Practical Examples of Pattern-Making Activities for Preschoolers
Many easy and engaging ways to practise pattern-making with your little one exist. Here are a few:
- Block Patterns: Have your child build towers or lines with blocks, creating patterns with the colours or shapes.
- Bead Threading: Provide beads of different colours or shapes. Then, have your child thread them onto a string in a pattern.
- Pattern Snack Time: Arrange snacks like fruit slices or crackers in a pattern on a plate. Talk about the pattern as your child enjoys their snack.
- Nature Patterns: Collect natural materials like leaves, sticks, or stones and arrange them into patterns.

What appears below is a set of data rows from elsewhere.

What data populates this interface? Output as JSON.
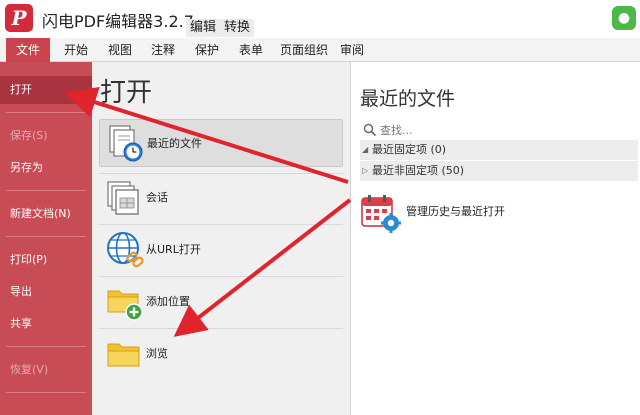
{
  "titlebar": {
    "logo_letter": "P",
    "title": "闪电PDF编辑器3.2.7",
    "context_tabs": [
      "编辑",
      "转换"
    ]
  },
  "ribbon": {
    "tabs": [
      {
        "label": "文件",
        "active": true
      },
      {
        "label": "开始"
      },
      {
        "label": "视图"
      },
      {
        "label": "注释"
      },
      {
        "label": "保护"
      },
      {
        "label": "表单"
      },
      {
        "label": "页面组织"
      },
      {
        "label": "审阅"
      }
    ]
  },
  "nav": {
    "items": [
      {
        "label": "打开",
        "state": "active"
      },
      {
        "label": "保存(S)",
        "state": "disabled"
      },
      {
        "label": "另存为",
        "state": "normal"
      },
      {
        "label": "新建文档(N)",
        "state": "normal"
      },
      {
        "label": "打印(P)",
        "state": "normal"
      },
      {
        "label": "导出",
        "state": "normal"
      },
      {
        "label": "共享",
        "state": "normal"
      },
      {
        "label": "恢复(V)",
        "state": "disabled"
      }
    ]
  },
  "open_panel": {
    "title": "打开",
    "options": [
      {
        "label": "最近的文件",
        "icon": "recent-files-clock-icon",
        "active": true
      },
      {
        "label": "会话",
        "icon": "session-icon"
      },
      {
        "label": "从URL打开",
        "icon": "globe-link-icon"
      },
      {
        "label": "添加位置",
        "icon": "folder-add-icon"
      },
      {
        "label": "浏览",
        "icon": "folder-icon"
      }
    ]
  },
  "recent_panel": {
    "title": "最近的文件",
    "search_placeholder": "查找...",
    "groups": [
      {
        "label": "最近固定项 (0)",
        "expanded": true
      },
      {
        "label": "最近非固定项 (50)",
        "expanded": false
      }
    ],
    "manage_label": "管理历史与最近打开"
  },
  "colors": {
    "accent": "#c84c56",
    "accent_dark": "#a93440",
    "arrow": "#e0242e"
  }
}
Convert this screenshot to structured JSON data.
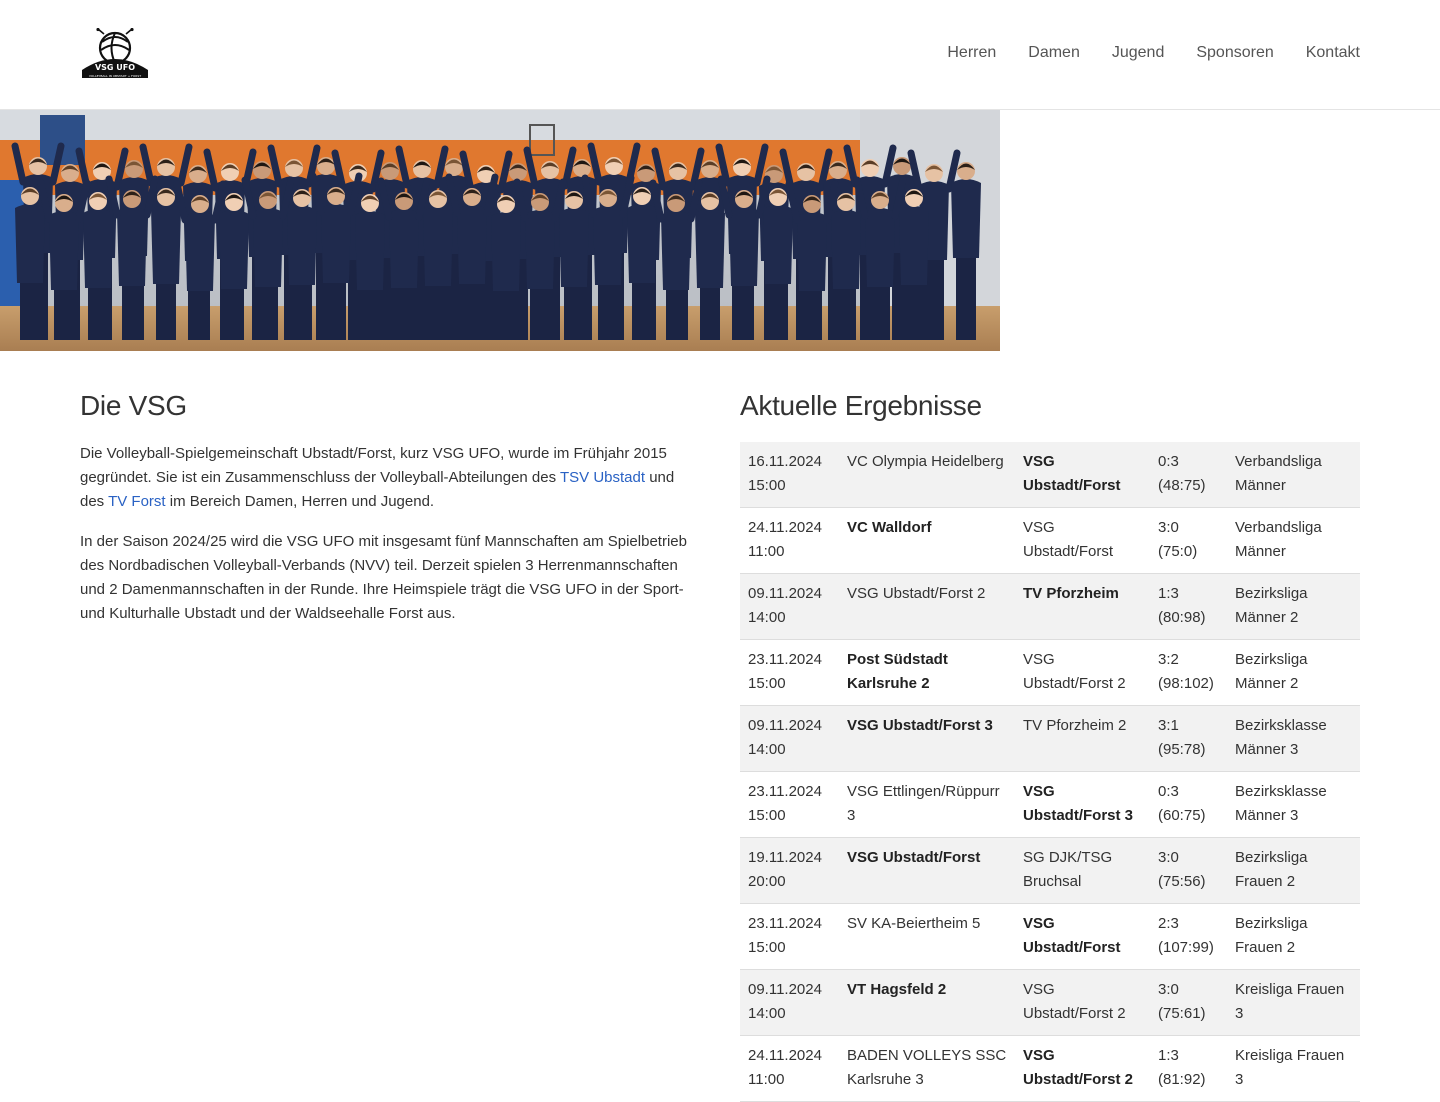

- Movement Patterns: Create patterns with body movements. For example, you might start a pattern like ‘clap, stomp, clap, stomp.’
These activities are designed to help your child understand patterns while having fun! With practice, they’ll begin to recognise and create patterns independently, applying these skills to new situations and furthering their learning.
The Role of Teachers and Parents in Encouraging Pattern-Making
As a teacher and parent, you have an important role to play in encouraging pattern-making. Start by making your child aware of patterns in the world around them. Talk about the patterns you see in clothes, nature, music, and daily routines. Then introduce simple pattern activities and gradually increase the complexity as your child’s understanding grows.
Remember that learning should be fun. Celebrate your child’s achievements, and don’t rush them. Let them explore patterns independently and guide their discovery with gentle prompts and questions.
Future Learning: How Pattern-Making Prepares Kids for Schooling
Pattern-making doesn’t just support early childhood development, it also prepares children for future learning. Understanding patterns underpin much of mathematics, from number sequences to times tables and beyond. It’s also central to understanding language and music.
Children build a solid foundation for more complex learning by developing pattern recognition skills early. They’ll approach new mathematical concepts, language structures, and rhythms with a familiarity that can boost confidence and foster a love of learning.
Final Word: Emphasising the Value of Pattern-Making in Early Education
In summary, pattern-making is an essential part of early childhood education. It supports cognitive development, improves fine motor skills, encourages creativity, and contributes to emotional and language development.
As teachers and parents, we can encourage pattern recognition in everyday activities and play, making learning fun and relevant. And in doing so, we’re equipping our children with a vital skill that will serve them well in their educational journey and beyond. Emphasise pattern making, and you’ll be amazed at your child’s progress in learning.